START Input data

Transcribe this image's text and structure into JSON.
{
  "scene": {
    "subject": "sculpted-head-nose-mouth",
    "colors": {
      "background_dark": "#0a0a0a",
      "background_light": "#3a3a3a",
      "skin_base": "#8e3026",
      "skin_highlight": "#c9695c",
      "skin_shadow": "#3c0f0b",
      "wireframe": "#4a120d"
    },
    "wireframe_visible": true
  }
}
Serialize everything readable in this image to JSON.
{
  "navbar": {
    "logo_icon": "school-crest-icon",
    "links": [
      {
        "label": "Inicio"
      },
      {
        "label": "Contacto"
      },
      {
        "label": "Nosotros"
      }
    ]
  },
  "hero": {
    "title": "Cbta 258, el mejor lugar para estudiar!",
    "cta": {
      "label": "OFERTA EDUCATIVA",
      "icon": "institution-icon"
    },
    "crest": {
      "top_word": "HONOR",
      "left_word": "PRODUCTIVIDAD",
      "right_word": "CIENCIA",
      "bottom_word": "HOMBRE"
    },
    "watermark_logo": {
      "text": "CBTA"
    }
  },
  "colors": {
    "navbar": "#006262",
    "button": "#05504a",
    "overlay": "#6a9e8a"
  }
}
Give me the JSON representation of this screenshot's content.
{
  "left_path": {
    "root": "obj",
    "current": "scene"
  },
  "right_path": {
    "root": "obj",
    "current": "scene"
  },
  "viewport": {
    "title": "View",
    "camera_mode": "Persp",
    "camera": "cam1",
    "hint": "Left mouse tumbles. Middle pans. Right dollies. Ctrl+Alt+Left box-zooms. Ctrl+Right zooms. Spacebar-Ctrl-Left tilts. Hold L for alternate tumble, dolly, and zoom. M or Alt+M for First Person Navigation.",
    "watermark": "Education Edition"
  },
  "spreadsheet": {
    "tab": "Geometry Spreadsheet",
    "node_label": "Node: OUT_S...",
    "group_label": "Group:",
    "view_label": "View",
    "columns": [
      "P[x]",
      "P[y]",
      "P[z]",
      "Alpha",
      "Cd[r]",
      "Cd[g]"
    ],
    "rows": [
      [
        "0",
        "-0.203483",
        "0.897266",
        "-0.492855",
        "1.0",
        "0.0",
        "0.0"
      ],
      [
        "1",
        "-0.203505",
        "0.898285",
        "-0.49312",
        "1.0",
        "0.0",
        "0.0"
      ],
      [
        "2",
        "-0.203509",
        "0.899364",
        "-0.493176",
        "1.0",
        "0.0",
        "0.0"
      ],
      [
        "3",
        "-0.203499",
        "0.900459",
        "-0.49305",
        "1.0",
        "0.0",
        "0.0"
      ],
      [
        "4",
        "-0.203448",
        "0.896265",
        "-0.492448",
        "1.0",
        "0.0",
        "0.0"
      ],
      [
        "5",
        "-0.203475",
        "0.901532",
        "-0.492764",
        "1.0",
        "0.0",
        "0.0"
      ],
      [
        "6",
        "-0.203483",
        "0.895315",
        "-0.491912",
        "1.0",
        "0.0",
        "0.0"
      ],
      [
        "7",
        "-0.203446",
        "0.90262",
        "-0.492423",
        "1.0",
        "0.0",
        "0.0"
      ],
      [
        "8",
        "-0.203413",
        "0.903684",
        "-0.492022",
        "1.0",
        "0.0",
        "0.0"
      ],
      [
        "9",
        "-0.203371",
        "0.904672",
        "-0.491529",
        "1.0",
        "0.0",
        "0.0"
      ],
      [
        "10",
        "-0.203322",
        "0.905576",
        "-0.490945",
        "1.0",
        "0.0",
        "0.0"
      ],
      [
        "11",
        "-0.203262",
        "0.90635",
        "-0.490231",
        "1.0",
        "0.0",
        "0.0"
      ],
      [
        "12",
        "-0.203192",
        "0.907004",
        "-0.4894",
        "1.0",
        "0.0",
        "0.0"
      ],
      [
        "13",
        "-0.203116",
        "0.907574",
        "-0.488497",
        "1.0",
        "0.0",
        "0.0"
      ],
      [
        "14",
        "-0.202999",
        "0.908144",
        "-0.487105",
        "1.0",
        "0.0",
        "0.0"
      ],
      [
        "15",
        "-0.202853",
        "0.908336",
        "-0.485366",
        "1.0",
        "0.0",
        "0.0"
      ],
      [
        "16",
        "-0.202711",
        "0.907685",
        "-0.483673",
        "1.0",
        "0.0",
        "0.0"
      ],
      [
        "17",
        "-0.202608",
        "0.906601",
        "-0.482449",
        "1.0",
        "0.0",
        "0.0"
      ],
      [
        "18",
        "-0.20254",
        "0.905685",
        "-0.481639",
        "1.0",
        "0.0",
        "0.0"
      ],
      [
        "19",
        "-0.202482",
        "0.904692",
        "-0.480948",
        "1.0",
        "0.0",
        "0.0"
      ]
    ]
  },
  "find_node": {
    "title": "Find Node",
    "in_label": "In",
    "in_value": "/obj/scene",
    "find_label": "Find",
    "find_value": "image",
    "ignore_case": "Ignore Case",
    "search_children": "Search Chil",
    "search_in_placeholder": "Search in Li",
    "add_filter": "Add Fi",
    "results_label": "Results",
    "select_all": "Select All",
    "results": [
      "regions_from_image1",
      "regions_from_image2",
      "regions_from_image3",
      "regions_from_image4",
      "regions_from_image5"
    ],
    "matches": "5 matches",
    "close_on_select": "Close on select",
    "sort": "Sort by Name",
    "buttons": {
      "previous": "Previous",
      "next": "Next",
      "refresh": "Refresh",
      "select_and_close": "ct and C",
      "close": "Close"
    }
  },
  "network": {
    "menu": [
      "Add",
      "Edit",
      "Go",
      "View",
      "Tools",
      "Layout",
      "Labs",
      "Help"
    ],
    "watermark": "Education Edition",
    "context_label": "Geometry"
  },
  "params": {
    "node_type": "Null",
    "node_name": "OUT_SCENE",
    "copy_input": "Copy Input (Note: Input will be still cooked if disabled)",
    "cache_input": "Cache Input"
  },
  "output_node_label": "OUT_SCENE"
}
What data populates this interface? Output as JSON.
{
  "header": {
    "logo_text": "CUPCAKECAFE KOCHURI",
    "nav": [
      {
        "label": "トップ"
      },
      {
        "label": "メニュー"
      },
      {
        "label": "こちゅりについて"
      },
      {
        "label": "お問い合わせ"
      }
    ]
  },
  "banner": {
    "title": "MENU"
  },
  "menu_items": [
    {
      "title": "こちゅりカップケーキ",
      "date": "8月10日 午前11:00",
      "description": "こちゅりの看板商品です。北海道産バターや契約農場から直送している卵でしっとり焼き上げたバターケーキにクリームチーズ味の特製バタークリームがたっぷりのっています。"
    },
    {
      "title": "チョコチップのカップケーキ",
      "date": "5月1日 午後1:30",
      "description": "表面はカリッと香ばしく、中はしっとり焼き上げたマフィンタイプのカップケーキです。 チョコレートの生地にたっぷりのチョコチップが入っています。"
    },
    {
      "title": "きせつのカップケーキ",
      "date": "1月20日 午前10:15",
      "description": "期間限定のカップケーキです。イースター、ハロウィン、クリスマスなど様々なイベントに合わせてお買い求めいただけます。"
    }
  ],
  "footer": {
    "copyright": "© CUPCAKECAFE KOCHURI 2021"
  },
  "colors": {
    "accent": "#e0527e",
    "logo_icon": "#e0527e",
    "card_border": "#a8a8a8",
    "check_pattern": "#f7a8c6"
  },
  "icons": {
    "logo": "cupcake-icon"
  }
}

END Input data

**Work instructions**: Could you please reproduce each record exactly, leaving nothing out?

**Exercise result**:
Transcribe this image's text and structure into JSON.
{
  "scene": {
    "subject": "sculpted-head-nose-mouth",
    "colors": {
      "background_dark": "#0a0a0a",
      "background_light": "#3a3a3a",
      "skin_base": "#8e3026",
      "skin_highlight": "#c9695c",
      "skin_shadow": "#3c0f0b",
      "wireframe": "#4a120d"
    },
    "wireframe_visible": true
  }
}
Serialize everything readable in this image to JSON.
{
  "navbar": {
    "logo_icon": "school-crest-icon",
    "links": [
      {
        "label": "Inicio"
      },
      {
        "label": "Contacto"
      },
      {
        "label": "Nosotros"
      }
    ]
  },
  "hero": {
    "title": "Cbta 258, el mejor lugar para estudiar!",
    "cta": {
      "label": "OFERTA EDUCATIVA",
      "icon": "institution-icon"
    },
    "crest": {
      "top_word": "HONOR",
      "left_word": "PRODUCTIVIDAD",
      "right_word": "CIENCIA",
      "bottom_word": "HOMBRE"
    },
    "watermark_logo": {
      "text": "CBTA"
    }
  },
  "colors": {
    "navbar": "#006262",
    "button": "#05504a",
    "overlay": "#6a9e8a"
  }
}
Give me the JSON representation of this screenshot's content.
{
  "left_path": {
    "root": "obj",
    "current": "scene"
  },
  "right_path": {
    "root": "obj",
    "current": "scene"
  },
  "viewport": {
    "title": "View",
    "camera_mode": "Persp",
    "camera": "cam1",
    "hint": "Left mouse tumbles. Middle pans. Right dollies. Ctrl+Alt+Left box-zooms. Ctrl+Right zooms. Spacebar-Ctrl-Left tilts. Hold L for alternate tumble, dolly, and zoom. M or Alt+M for First Person Navigation.",
    "watermark": "Education Edition"
  },
  "spreadsheet": {
    "tab": "Geometry Spreadsheet",
    "node_label": "Node: OUT_S...",
    "group_label": "Group:",
    "view_label": "View",
    "columns": [
      "P[x]",
      "P[y]",
      "P[z]",
      "Alpha",
      "Cd[r]",
      "Cd[g]"
    ],
    "rows": [
      [
        "0",
        "-0.203483",
        "0.897266",
        "-0.492855",
        "1.0",
        "0.0",
        "0.0"
      ],
      [
        "1",
        "-0.203505",
        "0.898285",
        "-0.49312",
        "1.0",
        "0.0",
        "0.0"
      ],
      [
        "2",
        "-0.203509",
        "0.899364",
        "-0.493176",
        "1.0",
        "0.0",
        "0.0"
      ],
      [
        "3",
        "-0.203499",
        "0.900459",
        "-0.49305",
        "1.0",
        "0.0",
        "0.0"
      ],
      [
        "4",
        "-0.203448",
        "0.896265",
        "-0.492448",
        "1.0",
        "0.0",
        "0.0"
      ],
      [
        "5",
        "-0.203475",
        "0.901532",
        "-0.492764",
        "1.0",
        "0.0",
        "0.0"
      ],
      [
        "6",
        "-0.203483",
        "0.895315",
        "-0.491912",
        "1.0",
        "0.0",
        "0.0"
      ],
      [
        "7",
        "-0.203446",
        "0.90262",
        "-0.492423",
        "1.0",
        "0.0",
        "0.0"
      ],
      [
        "8",
        "-0.203413",
        "0.903684",
        "-0.492022",
        "1.0",
        "0.0",
        "0.0"
      ],
      [
        "9",
        "-0.203371",
        "0.904672",
        "-0.491529",
        "1.0",
        "0.0",
        "0.0"
      ],
      [
        "10",
        "-0.203322",
        "0.905576",
        "-0.490945",
        "1.0",
        "0.0",
        "0.0"
      ],
      [
        "11",
        "-0.203262",
        "0.90635",
        "-0.490231",
        "1.0",
        "0.0",
        "0.0"
      ],
      [
        "12",
        "-0.203192",
        "0.907004",
        "-0.4894",
        "1.0",
        "0.0",
        "0.0"
      ],
      [
        "13",
        "-0.203116",
        "0.907574",
        "-0.488497",
        "1.0",
        "0.0",
        "0.0"
      ],
      [
        "14",
        "-0.202999",
        "0.908144",
        "-0.487105",
        "1.0",
        "0.0",
        "0.0"
      ],
      [
        "15",
        "-0.202853",
        "0.908336",
        "-0.485366",
        "1.0",
        "0.0",
        "0.0"
      ],
      [
        "16",
        "-0.202711",
        "0.907685",
        "-0.483673",
        "1.0",
        "0.0",
        "0.0"
      ],
      [
        "17",
        "-0.202608",
        "0.906601",
        "-0.482449",
        "1.0",
        "0.0",
        "0.0"
      ],
      [
        "18",
        "-0.20254",
        "0.905685",
        "-0.481639",
        "1.0",
        "0.0",
        "0.0"
      ],
      [
        "19",
        "-0.202482",
        "0.904692",
        "-0.480948",
        "1.0",
        "0.0",
        "0.0"
      ]
    ]
  },
  "find_node": {
    "title": "Find Node",
    "in_label": "In",
    "in_value": "/obj/scene",
    "find_label": "Find",
    "find_value": "image",
    "ignore_case": "Ignore Case",
    "search_children": "Search Chil",
    "search_in_placeholder": "Search in Li",
    "add_filter": "Add Fi",
    "results_label": "Results",
    "select_all": "Select All",
    "results": [
      "regions_from_image1",
      "regions_from_image2",
      "regions_from_image3",
      "regions_from_image4",
      "regions_from_image5"
    ],
    "matches": "5 matches",
    "close_on_select": "Close on select",
    "sort": "Sort by Name",
    "buttons": {
      "previous": "Previous",
      "next": "Next",
      "refresh": "Refresh",
      "select_and_close": "ct and C",
      "close": "Close"
    }
  },
  "network": {
    "menu": [
      "Add",
      "Edit",
      "Go",
      "View",
      "Tools",
      "Layout",
      "Labs",
      "Help"
    ],
    "watermark": "Education Edition",
    "context_label": "Geometry"
  },
  "params": {
    "node_type": "Null",
    "node_name": "OUT_SCENE",
    "copy_input": "Copy Input (Note: Input will be still cooked if disabled)",
    "cache_input": "Cache Input"
  },
  "output_node_label": "OUT_SCENE"
}
What data populates this interface? Output as JSON.
{
  "header": {
    "logo_text": "CUPCAKECAFE KOCHURI",
    "nav": [
      {
        "label": "トップ"
      },
      {
        "label": "メニュー"
      },
      {
        "label": "こちゅりについて"
      },
      {
        "label": "お問い合わせ"
      }
    ]
  },
  "banner": {
    "title": "MENU"
  },
  "menu_items": [
    {
      "title": "こちゅりカップケーキ",
      "date": "8月10日 午前11:00",
      "description": "こちゅりの看板商品です。北海道産バターや契約農場から直送している卵でしっとり焼き上げたバターケーキにクリームチーズ味の特製バタークリームがたっぷりのっています。"
    },
    {
      "title": "チョコチップのカップケーキ",
      "date": "5月1日 午後1:30",
      "description": "表面はカリッと香ばしく、中はしっとり焼き上げたマフィンタイプのカップケーキです。 チョコレートの生地にたっぷりのチョコチップが入っています。"
    },
    {
      "title": "きせつのカップケーキ",
      "date": "1月20日 午前10:15",
      "description": "期間限定のカップケーキです。イースター、ハロウィン、クリスマスなど様々なイベントに合わせてお買い求めいただけます。"
    }
  ],
  "footer": {
    "copyright": "© CUPCAKECAFE KOCHURI 2021"
  },
  "colors": {
    "accent": "#e0527e",
    "logo_icon": "#e0527e",
    "card_border": "#a8a8a8",
    "check_pattern": "#f7a8c6"
  },
  "icons": {
    "logo": "cupcake-icon"
  }
}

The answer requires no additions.